I make an exception for special occasion pieces. My time limit is three years here. The special occasion pieces should spark joy as well – you should want to put it on as you’re looking at it. But if it doesn’t fit and/or you haven’t worn it in three years, it needs to go. I let go of a lot of evening clutches this way; I have two or three favorite clutches I use regularly but the others hadn’t been carried in years… If I was honest with myself I knew I would always choose the two or three that spark joy. The others could go on to Goodwill for someone else to enjoy.
My time limit for skin care, makeup, beauty products, and beauty tools is two years. (I know people rant about expiration dates but I believe most of that is marketing.) You should look at your beauty stash and see things that you actually use and that make you feel beautiful. I had all sorts of gadgets for at-home facials that I wasn’t using so those went, along with makeup that wasn’t flattering on my skin tone and perfumes I didn’t really love.
Are you a sample and hotel product hoarder like I am? Get an apothecary jar and store them in your guest bathroom for guests to use when they forget products. Put them in a small container where you keep your travel bags and use them when you travel. Otherwise, make a point to use these minis up first before you use anything else in your bathroom cabinet. Every year, I go on a beauty buying ban for 3 months to use up my products. Sometimes I do this twice a year.
For dishes and kitchen appliances, my time limit is two years. If you have a shelf of crock pots you never use, get rid of them and create space for something you actually love. We can have great intentions to become the next Martha Stewart, but the truth is, most of those kitchen gadgets are just gathering dust.
The “spark joy” factor applies here too – are those faded souvenir plastic cups really making you feel happy when you open your cabinet? What about that dish towel with the hole in it or your cracked coffee mug? You deserve to have pretty things to use when enjoying your morning coffee or cooking a meal. Every mundane morning feels more special when I give myself permission to use my best china and a beautiful napkin.

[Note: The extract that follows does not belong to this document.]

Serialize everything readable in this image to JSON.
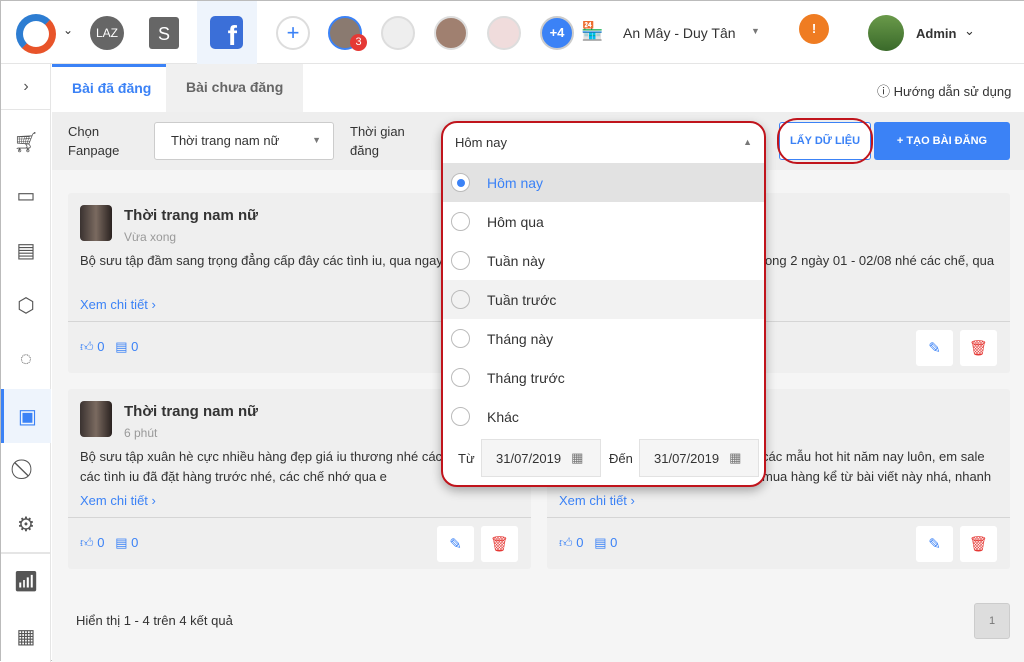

#6 – Smart Storage Solutions
Now that you’ve decluttered, the goal is to keep your space tidy… And to want to keep your space tidy. Get yourself pretty file folders for important documents. Tuck one of these spinning shelves under your bathroom sink for easy-to-reach hair products. Contain small items like contacts and bobby pins in these clear bins. Coordinated storage always makes a space feel more organized – get matching hangers and stock shelves with matching baskets.
Get creative with your storage solutions. I love recycling nice accessory boxes or shoe boxes as containers for printed photos and mementos. Then I use my Labelmaker to keep everything organized and store them in large plastic totes.
Most importantly, repeat this exercise once a year to keep on top of it. Once you’ve done it the first time, each year after won’t take you as long. You can quickly assess what you have, remove what’s unnecessary, and move on. But your home (and mind!) will continue to feel fresh and uncluttered.